+++ Input +++

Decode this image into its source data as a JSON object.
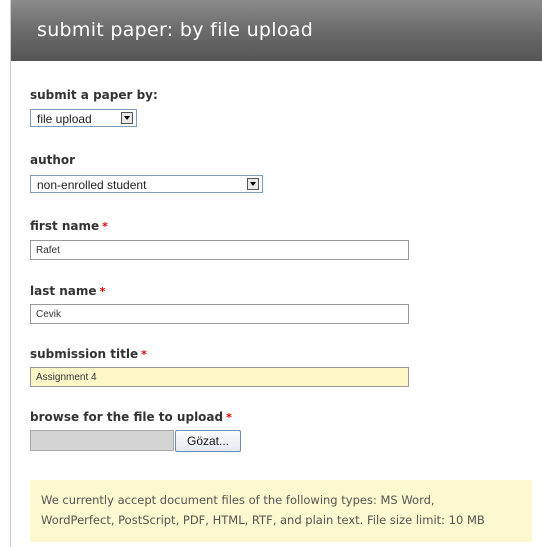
{
  "header": {
    "title": "submit paper: by file upload"
  },
  "form": {
    "submit_by": {
      "label": "submit a paper by:",
      "value": "file upload"
    },
    "author": {
      "label": "author",
      "value": "non-enrolled student"
    },
    "first_name": {
      "label": "first name",
      "value": "Rafet",
      "required_marker": "*"
    },
    "last_name": {
      "label": "last name",
      "value": "Cevik",
      "required_marker": "*"
    },
    "submission_title": {
      "label": "submission title",
      "value": "Assignment 4",
      "required_marker": "*"
    },
    "file": {
      "label": "browse for the file to upload",
      "button_label": "Gözat...",
      "required_marker": "*"
    }
  },
  "notice": {
    "line1": "We currently accept document files of the following types: MS Word,",
    "line2": "WordPerfect, PostScript, PDF, HTML, RTF, and plain text. File size limit: 10 MB"
  },
  "colors": {
    "required": "#dd0000",
    "header_bg": "#6e6e6e",
    "highlight_field": "#fdf7c8",
    "notice_bg": "#fcf8cf"
  }
}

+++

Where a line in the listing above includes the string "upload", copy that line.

    "title": "submit paper: by file upload"
      "value": "file upload"
      "label": "browse for the file to upload",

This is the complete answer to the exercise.